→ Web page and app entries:
——
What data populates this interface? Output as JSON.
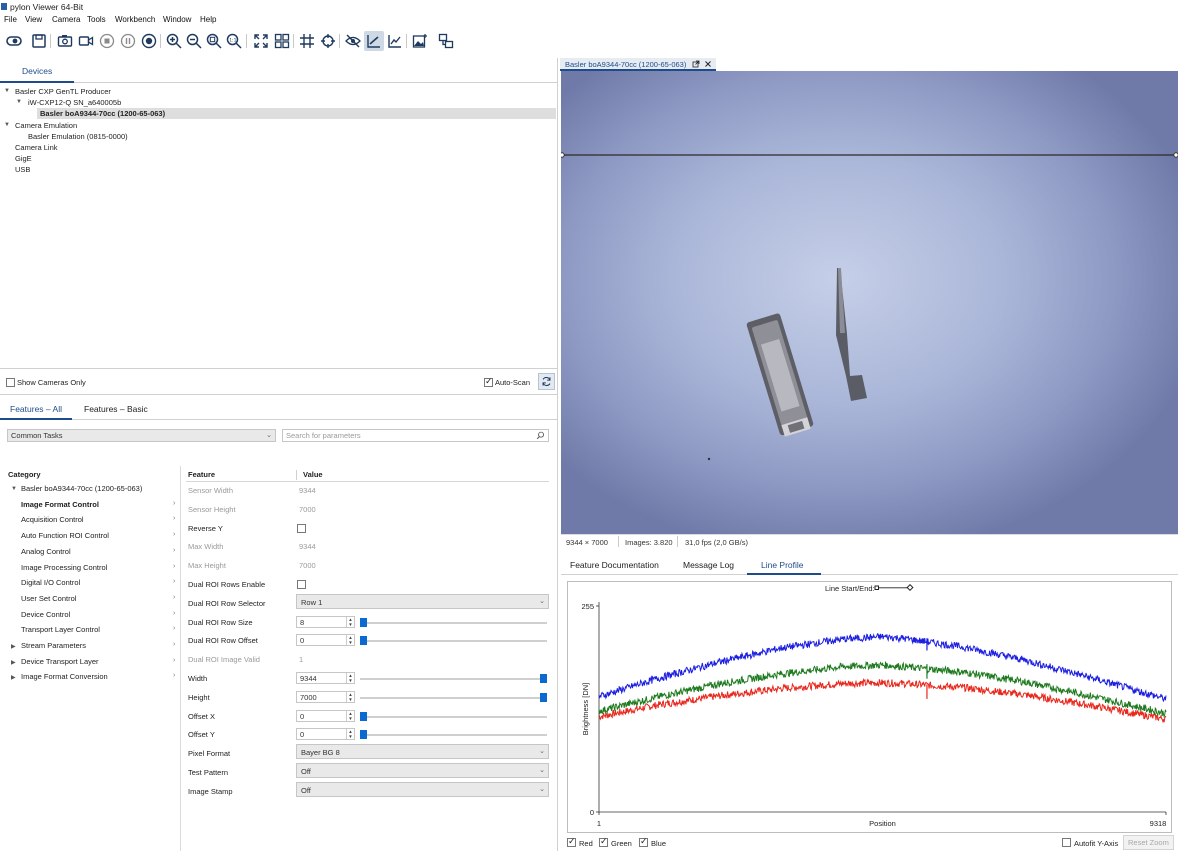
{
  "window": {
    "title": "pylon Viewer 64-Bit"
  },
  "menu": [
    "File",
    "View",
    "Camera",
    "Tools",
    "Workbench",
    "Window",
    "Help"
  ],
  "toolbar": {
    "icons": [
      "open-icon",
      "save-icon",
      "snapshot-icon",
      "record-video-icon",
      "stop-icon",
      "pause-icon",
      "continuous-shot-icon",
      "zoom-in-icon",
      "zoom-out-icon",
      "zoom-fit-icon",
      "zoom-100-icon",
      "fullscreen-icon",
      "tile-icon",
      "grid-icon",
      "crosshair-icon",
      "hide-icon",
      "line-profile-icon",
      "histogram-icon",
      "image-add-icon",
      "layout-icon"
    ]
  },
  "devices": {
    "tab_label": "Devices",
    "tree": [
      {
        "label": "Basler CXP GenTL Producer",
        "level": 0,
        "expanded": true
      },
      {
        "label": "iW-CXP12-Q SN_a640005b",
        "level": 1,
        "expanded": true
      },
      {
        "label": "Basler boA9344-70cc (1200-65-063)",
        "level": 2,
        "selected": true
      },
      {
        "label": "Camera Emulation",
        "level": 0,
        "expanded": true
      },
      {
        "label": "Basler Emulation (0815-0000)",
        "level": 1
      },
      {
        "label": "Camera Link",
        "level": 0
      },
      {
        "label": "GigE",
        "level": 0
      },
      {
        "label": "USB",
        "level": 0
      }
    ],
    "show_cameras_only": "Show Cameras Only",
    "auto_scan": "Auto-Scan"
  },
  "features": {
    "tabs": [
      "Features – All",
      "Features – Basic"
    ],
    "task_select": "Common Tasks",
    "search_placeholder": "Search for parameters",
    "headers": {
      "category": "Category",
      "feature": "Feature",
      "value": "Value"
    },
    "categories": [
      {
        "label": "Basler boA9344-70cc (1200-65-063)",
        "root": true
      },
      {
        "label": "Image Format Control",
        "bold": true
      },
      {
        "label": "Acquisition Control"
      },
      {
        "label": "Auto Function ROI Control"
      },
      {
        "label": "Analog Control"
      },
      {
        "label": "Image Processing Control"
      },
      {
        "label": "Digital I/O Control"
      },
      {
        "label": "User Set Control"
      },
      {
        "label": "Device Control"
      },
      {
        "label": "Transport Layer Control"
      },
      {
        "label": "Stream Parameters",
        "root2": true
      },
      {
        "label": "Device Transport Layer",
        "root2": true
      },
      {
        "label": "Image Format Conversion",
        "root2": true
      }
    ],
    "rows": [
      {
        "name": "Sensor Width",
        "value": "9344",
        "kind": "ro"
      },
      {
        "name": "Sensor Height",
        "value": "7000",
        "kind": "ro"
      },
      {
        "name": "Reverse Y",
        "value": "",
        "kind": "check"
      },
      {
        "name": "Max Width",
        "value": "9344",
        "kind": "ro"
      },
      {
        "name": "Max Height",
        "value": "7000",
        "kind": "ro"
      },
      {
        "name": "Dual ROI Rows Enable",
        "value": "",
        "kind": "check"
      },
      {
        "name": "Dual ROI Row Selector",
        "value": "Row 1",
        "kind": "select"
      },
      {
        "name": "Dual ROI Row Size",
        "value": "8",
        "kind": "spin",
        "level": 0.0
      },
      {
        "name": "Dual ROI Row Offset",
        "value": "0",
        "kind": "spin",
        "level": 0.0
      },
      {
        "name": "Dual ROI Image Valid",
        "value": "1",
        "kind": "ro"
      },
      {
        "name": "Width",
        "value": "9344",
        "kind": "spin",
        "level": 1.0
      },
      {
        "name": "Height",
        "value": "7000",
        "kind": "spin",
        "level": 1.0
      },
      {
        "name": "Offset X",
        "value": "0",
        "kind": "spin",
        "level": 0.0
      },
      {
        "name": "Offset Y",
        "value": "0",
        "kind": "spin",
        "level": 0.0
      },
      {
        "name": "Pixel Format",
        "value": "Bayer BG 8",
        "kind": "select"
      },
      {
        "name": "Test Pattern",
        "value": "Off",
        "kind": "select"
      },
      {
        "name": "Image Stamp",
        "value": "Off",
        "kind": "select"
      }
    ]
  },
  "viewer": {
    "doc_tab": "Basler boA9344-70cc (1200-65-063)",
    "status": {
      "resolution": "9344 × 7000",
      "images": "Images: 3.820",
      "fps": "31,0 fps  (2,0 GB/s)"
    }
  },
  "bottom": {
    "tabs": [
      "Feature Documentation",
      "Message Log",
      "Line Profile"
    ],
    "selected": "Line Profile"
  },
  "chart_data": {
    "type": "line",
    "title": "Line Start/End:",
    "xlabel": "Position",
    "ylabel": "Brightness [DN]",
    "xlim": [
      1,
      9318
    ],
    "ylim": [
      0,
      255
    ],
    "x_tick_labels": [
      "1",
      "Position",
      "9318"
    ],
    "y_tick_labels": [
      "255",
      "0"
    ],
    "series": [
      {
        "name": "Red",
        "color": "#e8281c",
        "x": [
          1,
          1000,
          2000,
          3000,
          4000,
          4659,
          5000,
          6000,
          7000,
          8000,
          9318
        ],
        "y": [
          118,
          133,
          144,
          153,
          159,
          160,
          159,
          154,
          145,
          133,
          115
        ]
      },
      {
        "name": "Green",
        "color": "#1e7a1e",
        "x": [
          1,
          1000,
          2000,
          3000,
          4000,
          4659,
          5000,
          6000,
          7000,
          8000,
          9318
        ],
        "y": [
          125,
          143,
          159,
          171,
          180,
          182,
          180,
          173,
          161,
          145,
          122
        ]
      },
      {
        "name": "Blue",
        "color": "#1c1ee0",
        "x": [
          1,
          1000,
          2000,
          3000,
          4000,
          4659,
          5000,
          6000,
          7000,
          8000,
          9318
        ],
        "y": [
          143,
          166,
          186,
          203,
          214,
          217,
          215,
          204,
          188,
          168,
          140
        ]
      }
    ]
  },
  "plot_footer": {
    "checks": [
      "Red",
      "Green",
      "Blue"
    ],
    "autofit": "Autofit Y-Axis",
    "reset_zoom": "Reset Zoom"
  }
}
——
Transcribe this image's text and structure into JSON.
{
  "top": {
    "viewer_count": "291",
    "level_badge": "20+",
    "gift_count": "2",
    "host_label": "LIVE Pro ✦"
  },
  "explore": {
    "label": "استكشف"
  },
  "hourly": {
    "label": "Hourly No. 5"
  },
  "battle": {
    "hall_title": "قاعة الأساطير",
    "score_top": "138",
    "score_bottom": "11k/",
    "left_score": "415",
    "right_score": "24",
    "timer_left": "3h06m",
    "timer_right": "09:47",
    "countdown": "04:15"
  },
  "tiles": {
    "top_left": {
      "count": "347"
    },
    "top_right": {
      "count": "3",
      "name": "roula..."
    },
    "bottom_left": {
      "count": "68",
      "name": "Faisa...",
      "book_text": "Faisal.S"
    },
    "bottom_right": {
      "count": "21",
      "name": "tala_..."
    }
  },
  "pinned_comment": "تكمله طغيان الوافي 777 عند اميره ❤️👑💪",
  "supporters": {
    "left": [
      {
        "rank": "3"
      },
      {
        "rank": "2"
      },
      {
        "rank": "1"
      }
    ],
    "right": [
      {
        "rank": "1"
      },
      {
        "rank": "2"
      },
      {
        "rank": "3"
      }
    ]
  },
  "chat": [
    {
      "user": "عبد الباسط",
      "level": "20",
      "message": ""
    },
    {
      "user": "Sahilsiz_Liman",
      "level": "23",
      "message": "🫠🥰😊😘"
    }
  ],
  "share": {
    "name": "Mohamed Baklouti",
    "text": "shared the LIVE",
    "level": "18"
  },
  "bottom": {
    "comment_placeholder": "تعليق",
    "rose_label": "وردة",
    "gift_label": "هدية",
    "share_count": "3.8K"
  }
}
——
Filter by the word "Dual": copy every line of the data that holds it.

→ Task result:
        "name": "Dual ROI Rows Enable",
        "name": "Dual ROI Row Selector",
        "name": "Dual ROI Row Size",
        "name": "Dual ROI Row Offset",
        "name": "Dual ROI Image Valid",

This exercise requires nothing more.